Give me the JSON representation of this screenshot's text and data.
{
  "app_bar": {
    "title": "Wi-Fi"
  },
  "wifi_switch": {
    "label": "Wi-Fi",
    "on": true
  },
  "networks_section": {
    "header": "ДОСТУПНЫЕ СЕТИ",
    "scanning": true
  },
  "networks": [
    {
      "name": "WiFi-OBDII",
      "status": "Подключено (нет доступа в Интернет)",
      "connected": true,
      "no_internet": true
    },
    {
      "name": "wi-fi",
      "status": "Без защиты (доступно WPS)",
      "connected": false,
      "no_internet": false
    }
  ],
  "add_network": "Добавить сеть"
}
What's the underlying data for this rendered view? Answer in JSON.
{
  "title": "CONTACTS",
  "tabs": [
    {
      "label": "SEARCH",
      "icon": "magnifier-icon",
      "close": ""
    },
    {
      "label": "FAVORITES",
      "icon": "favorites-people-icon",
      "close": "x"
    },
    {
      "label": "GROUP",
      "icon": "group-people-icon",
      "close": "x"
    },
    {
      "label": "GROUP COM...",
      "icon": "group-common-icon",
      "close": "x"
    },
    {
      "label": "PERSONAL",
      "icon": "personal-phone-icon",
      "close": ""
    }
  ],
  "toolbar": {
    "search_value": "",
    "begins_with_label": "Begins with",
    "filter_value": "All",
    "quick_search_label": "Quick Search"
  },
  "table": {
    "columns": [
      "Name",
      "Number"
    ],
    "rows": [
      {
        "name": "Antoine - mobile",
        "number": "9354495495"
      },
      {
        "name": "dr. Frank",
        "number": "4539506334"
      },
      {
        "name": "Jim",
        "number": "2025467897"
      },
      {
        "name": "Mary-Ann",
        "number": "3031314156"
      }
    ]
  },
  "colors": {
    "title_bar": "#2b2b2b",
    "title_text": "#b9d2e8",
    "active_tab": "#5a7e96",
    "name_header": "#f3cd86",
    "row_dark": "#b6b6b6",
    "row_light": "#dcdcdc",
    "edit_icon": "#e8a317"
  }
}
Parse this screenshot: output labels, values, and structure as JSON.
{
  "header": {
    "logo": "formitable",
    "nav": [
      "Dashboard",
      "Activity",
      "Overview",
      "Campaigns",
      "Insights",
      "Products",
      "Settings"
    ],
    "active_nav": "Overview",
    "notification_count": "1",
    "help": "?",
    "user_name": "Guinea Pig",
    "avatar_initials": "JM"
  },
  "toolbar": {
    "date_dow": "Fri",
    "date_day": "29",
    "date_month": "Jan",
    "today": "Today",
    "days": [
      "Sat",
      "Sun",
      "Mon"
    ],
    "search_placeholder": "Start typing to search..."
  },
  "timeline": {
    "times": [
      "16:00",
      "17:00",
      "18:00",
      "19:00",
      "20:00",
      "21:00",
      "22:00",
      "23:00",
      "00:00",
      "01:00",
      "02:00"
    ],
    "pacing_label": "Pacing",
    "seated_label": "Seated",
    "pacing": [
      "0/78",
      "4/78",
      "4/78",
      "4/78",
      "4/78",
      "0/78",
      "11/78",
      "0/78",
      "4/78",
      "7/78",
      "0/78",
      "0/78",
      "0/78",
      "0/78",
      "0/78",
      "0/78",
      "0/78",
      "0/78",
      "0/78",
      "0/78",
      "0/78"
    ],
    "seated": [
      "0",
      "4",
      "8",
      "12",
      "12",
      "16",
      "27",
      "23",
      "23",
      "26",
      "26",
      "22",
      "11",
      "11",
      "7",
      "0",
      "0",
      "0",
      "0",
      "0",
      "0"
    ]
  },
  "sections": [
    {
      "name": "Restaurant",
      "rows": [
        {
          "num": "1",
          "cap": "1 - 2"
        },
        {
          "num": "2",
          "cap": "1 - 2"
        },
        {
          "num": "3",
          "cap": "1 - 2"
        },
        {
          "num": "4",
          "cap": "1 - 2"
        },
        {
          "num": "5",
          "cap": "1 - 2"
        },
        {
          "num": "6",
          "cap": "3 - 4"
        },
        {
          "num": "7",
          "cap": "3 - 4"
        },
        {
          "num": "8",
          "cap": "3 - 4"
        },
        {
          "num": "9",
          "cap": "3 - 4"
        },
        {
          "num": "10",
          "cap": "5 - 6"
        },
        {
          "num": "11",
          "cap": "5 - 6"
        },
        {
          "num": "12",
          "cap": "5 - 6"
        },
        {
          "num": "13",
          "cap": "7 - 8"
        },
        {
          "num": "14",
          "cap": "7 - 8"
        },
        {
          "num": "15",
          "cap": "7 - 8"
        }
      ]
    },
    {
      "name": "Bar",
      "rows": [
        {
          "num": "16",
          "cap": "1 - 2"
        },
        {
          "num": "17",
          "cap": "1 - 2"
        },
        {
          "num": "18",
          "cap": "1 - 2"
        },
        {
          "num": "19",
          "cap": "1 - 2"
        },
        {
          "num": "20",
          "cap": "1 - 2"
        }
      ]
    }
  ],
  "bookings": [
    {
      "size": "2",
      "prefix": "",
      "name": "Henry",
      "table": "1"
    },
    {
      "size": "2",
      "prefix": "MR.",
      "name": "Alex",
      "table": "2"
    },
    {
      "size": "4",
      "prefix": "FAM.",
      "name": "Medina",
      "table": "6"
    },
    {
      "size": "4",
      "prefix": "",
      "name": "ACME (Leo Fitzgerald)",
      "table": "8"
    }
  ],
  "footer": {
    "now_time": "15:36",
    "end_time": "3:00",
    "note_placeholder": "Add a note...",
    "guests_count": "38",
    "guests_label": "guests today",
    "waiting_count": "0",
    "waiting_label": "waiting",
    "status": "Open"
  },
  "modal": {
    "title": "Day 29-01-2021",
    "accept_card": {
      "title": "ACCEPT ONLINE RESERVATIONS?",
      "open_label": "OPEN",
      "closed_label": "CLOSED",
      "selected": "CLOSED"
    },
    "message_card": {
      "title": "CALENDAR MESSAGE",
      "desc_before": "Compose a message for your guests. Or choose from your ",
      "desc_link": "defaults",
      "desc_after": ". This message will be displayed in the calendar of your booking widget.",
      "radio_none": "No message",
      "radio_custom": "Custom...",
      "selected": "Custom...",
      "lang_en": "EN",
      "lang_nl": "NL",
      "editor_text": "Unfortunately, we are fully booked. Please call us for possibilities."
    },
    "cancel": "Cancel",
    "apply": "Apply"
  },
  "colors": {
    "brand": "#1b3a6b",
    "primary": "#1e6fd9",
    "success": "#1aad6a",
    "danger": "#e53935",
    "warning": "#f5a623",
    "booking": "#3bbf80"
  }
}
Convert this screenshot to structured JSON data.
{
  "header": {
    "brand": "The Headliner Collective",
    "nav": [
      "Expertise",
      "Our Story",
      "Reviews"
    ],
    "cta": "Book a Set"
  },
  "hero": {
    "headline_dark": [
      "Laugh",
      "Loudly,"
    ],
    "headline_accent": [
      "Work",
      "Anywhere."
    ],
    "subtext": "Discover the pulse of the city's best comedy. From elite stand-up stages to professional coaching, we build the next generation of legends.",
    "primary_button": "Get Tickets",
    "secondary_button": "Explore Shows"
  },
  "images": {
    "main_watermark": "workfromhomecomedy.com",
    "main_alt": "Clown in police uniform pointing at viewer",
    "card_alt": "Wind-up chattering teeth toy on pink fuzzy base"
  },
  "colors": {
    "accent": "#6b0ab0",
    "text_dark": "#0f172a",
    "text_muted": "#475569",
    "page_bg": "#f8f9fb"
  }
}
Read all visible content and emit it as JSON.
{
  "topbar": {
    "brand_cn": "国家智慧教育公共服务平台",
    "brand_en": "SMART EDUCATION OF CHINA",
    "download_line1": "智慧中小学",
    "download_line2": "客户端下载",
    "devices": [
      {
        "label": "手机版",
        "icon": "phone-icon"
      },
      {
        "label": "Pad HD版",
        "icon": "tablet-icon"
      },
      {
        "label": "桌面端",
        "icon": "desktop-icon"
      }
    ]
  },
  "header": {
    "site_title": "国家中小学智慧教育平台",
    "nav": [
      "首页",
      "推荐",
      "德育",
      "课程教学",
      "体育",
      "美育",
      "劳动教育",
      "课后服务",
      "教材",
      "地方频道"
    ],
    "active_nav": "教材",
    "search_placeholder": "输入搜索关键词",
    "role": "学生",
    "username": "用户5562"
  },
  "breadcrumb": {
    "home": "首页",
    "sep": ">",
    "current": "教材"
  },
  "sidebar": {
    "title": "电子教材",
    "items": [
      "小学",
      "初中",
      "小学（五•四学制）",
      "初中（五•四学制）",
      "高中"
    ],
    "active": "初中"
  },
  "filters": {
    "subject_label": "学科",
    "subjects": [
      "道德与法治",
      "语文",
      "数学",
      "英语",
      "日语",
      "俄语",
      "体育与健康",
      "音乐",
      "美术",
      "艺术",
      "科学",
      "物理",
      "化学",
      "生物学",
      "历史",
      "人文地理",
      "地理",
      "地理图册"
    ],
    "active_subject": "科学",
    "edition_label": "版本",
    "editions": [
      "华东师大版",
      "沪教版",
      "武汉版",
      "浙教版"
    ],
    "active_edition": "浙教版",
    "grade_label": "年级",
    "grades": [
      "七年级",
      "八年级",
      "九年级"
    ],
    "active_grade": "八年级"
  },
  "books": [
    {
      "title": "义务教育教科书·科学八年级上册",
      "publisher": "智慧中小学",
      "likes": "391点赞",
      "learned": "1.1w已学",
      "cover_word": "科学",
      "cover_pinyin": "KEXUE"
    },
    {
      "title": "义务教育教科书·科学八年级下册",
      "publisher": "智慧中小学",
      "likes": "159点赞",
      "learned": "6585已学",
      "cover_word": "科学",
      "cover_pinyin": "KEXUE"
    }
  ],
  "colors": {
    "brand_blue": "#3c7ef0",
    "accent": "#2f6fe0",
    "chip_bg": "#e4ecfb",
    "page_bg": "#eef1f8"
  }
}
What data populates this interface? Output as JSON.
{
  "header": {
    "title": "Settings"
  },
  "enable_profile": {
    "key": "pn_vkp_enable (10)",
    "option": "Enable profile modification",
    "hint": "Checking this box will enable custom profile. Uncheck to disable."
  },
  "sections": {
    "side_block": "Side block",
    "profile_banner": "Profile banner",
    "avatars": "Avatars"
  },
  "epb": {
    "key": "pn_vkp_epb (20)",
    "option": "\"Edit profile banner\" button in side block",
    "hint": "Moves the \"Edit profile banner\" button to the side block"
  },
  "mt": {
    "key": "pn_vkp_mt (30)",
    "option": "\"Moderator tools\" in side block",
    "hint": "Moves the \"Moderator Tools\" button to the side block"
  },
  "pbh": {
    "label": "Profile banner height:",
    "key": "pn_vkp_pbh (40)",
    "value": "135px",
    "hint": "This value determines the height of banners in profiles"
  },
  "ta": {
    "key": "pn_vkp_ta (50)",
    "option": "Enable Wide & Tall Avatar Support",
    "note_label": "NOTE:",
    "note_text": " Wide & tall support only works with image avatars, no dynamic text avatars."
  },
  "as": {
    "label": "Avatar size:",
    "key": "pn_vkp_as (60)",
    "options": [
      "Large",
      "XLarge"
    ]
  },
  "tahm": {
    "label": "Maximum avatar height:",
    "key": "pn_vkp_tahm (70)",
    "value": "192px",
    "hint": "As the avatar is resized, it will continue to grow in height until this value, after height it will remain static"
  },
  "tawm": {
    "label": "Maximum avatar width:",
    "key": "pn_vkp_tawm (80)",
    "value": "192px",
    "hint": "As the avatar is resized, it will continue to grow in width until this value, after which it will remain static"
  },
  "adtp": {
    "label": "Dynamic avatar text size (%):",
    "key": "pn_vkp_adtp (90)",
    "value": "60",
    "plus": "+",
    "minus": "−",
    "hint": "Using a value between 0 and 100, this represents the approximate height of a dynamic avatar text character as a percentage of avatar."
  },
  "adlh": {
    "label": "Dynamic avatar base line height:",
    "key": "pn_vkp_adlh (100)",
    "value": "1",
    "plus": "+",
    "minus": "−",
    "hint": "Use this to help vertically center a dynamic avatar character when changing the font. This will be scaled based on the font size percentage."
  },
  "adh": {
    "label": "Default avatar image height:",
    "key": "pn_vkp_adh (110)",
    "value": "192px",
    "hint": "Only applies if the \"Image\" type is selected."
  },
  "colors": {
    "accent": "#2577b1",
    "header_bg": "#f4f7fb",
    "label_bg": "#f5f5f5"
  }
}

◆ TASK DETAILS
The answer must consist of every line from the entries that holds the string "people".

◆ TASK ANSWER
      "icon": "favorites-people-icon",
      "icon": "group-people-icon",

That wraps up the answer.